The SEC alleges that Belden attracts seniors who want safe investments by advertising certificates of deposit ("CDs") in local periodicals and the yellow pages, and then, in a classic "bait and switch" maneuver, aggressively pitches to the prospective investors, in lieu of CDs, a purportedly personalized, managed mutual fund investment program. The SEC alleges that Belden defrauded his clients by lying about the safety of the managed mutual fund program; by failing to tell the clients about other investment options that were more advantageous; by failing to tell the clients that his brokerage firm, Southmark, Inc., would earn a 4% sales commission if the clients invested in the managed mutual fund program; and by failing to tell the clients about disciplinary sanctions that the State of Oklahoma and the NASD had imposed against Belden. According to the SEC, since 1996 Belden and his Southmark entities have, by way of this fraudulent scheme, sold mutual fund shares worth at least $82,801,550, victimized at least 400 predominantly elderly or retired investors, and fraudulently earned at least $5,000,000, including $3,312,062 in brokerage commissions. Contrary to Belden's fraudulent assurances that the managed mutual fund investments were "as safe as" or "safer than" CDs, many investors have seen the value of their investment in the mutual fund program diminish significantly during the recent bear market.
The SEC alleges in its complaint that Southmark Advisory, Southmark, Inc., and Belden violated, and aided and abetted violations of, Section 17(a) of the Securities Act of 1933; Section 10(b) of the Securities Exchange Act of 1934 and Rules 10b-5 and 15b3-1 thereunder; and Sections 204, 206(1), 206(2), 206(4) and 207 of the Investment Advisers Act of 1940 and Rules 204-1(a)(2), 206(4)-4(a)(2), and 206(4)-4(c) thereunder.
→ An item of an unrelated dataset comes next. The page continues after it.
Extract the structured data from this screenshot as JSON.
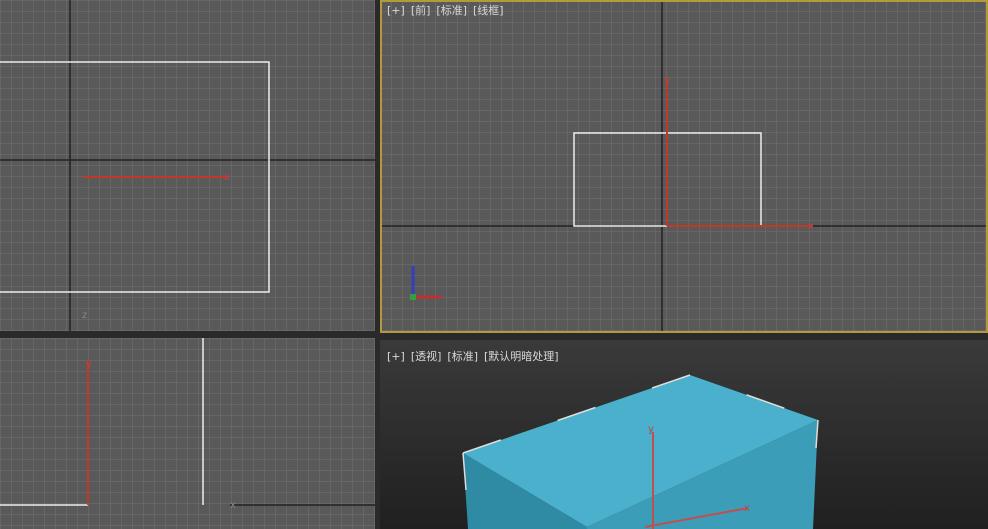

In its action, the SEC asks the court to restrain the defendants temporarily from further violations of the foregoing securities laws, to appoint a receiver to take control of Southmark Advisory and Southmark, Inc. and assist the clients with retaining a legitimate adviser for their accounts, and to freeze the defendants' assets, so that the proceeds of the fraud can be preserved and ultimately returned to the investors. The SEC also requests in its action that the court permanently enjoin Southmark Advisory, Inc., Southmark, Inc., and Belden from violating the federal securities laws, and order them to disgorge all illicit profits from their fraudulent conduct, with prejudgment interest, and pay civil money penalties.
The SEC staff acknowledges the assistance of the Oklahoma Department of Securities, and District No. 5 of the National Association of Securities Dealers - Regulation, Inc. in the investigation of the facts leading to this action.